● Assignment
For each line of the listing that contains "this", make a copy and return it.

● Data shown
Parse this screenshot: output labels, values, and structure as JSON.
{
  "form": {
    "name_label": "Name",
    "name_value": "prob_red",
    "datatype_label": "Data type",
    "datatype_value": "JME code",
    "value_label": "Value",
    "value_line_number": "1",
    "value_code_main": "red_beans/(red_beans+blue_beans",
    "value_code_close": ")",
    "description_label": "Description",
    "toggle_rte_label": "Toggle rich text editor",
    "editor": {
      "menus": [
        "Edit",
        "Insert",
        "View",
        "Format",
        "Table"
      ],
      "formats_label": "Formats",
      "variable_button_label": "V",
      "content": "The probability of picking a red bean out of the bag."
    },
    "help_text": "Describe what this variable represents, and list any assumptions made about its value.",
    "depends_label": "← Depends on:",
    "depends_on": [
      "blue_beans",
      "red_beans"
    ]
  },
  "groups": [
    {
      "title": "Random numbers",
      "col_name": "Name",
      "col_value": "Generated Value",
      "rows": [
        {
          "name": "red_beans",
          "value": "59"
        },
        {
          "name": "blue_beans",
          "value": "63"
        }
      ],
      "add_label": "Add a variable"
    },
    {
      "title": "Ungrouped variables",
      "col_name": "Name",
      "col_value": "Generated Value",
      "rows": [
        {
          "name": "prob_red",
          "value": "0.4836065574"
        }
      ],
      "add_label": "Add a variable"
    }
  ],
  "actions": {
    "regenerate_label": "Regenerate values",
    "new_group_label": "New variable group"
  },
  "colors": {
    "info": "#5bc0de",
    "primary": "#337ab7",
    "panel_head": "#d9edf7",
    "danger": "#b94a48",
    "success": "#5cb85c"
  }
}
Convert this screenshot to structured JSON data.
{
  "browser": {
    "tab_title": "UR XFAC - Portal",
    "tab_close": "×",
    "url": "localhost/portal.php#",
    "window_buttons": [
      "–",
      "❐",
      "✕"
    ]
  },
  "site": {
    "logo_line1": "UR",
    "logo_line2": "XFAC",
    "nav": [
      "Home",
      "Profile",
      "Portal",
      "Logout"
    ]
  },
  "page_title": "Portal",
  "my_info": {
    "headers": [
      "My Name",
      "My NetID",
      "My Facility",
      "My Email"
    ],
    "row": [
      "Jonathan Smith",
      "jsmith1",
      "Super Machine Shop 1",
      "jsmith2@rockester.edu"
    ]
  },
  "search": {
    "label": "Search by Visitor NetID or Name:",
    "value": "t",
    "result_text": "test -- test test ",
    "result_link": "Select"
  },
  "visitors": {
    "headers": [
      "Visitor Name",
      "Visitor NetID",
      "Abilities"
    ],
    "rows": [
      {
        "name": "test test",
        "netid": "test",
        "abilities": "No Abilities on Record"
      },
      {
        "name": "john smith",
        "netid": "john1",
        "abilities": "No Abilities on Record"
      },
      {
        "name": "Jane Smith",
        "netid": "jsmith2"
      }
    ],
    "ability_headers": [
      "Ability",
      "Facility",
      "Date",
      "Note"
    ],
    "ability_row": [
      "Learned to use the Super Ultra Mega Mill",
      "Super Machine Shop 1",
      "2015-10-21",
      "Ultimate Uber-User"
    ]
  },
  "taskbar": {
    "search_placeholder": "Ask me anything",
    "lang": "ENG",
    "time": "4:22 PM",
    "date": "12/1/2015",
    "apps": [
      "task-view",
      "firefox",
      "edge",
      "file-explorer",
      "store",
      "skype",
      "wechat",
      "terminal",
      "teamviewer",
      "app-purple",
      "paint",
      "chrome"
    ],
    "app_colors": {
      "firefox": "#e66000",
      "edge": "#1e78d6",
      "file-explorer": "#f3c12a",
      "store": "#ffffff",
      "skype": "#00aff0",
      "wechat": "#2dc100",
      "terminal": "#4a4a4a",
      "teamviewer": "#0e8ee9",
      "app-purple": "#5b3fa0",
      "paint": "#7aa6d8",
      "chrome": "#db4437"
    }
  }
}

● Task answer
Parse this screenshot: output labels, values, and structure as JSON.
    "help_text": "Describe what this variable represents, and list any assumptions made about its value.",
Convert this screenshot to structured JSON data.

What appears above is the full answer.